The third week looks at food items. “In the supermarket, I decide to buy products at a reduced price which have an expired best-before date,” one suggestion reads.
This is followed by developing a strategy for using less information technology, for instance by using a smartphone that has room for two SIM cards instead of one. This would enable the participant in fasting to protect the planet from climate change to get rid of the phone used either for business or privately. Ironically, another suggestion for week four seemingly contradicts this. “I use my equipment as long as possible and check whether I can repair or technically upgrade it,” it says.
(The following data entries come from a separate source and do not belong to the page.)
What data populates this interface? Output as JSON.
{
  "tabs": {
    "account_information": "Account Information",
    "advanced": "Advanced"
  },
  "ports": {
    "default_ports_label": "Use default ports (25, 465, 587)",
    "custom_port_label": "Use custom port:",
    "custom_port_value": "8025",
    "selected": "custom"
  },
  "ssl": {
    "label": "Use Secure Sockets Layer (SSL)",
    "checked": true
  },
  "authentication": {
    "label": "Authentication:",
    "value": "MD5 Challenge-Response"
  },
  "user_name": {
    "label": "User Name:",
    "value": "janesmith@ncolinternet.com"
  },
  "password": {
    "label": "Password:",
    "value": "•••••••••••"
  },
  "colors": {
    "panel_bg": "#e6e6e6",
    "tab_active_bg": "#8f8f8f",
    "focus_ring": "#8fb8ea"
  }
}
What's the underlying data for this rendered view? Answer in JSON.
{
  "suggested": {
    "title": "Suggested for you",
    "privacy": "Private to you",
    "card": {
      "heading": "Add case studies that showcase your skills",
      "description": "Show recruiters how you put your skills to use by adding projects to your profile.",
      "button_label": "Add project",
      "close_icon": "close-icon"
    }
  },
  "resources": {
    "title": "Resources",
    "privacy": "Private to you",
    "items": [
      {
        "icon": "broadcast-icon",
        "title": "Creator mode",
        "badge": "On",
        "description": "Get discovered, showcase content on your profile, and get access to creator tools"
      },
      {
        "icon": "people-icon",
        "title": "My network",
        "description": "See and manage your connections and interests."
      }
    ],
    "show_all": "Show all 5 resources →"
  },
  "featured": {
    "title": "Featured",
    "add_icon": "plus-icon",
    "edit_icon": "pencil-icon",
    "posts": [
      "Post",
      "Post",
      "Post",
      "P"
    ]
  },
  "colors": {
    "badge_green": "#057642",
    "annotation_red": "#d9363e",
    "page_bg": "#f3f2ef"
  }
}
The fifth week studies car usage and asks, “Where and how can I travel in a way friendly to the climate for my next vacation?”
Week six focuses on the use of plastic in everyday life. The brochure produced by “Klimafasten” suggests using cotton bags for groceries instead of plastic ones. Another suggestions is to go on a walk and pick up plastic trash along the way.
The last week says, “For Easter, we are happy that there is someone who gives us strength for change and reminds us that we can become a blessing to our fellow creatures, people, animals and plants.” Among other things, the brochure encourages the participants to tell others about their experiences.
Conservative German newspaper Junge Freiheit reported on various ideas for worship services proposed by “Klimafasten.” However, these ideas would most likely apply only to Protestant communities.
“On the website of the campaign, there are also ‘theological impulses’ for ‘climate fasting.’ … Among other things, it is recommended to distribute pens and paper so that every church member can write down ‘ideas for a climate-friendly church.’ The sheets of paper can then be attached to a picture of a tree that has previously been hung on a pin board. The ‘Tree of Life’ by Gustav Klimt, for example, would be suitable,” the German newspaper wrote.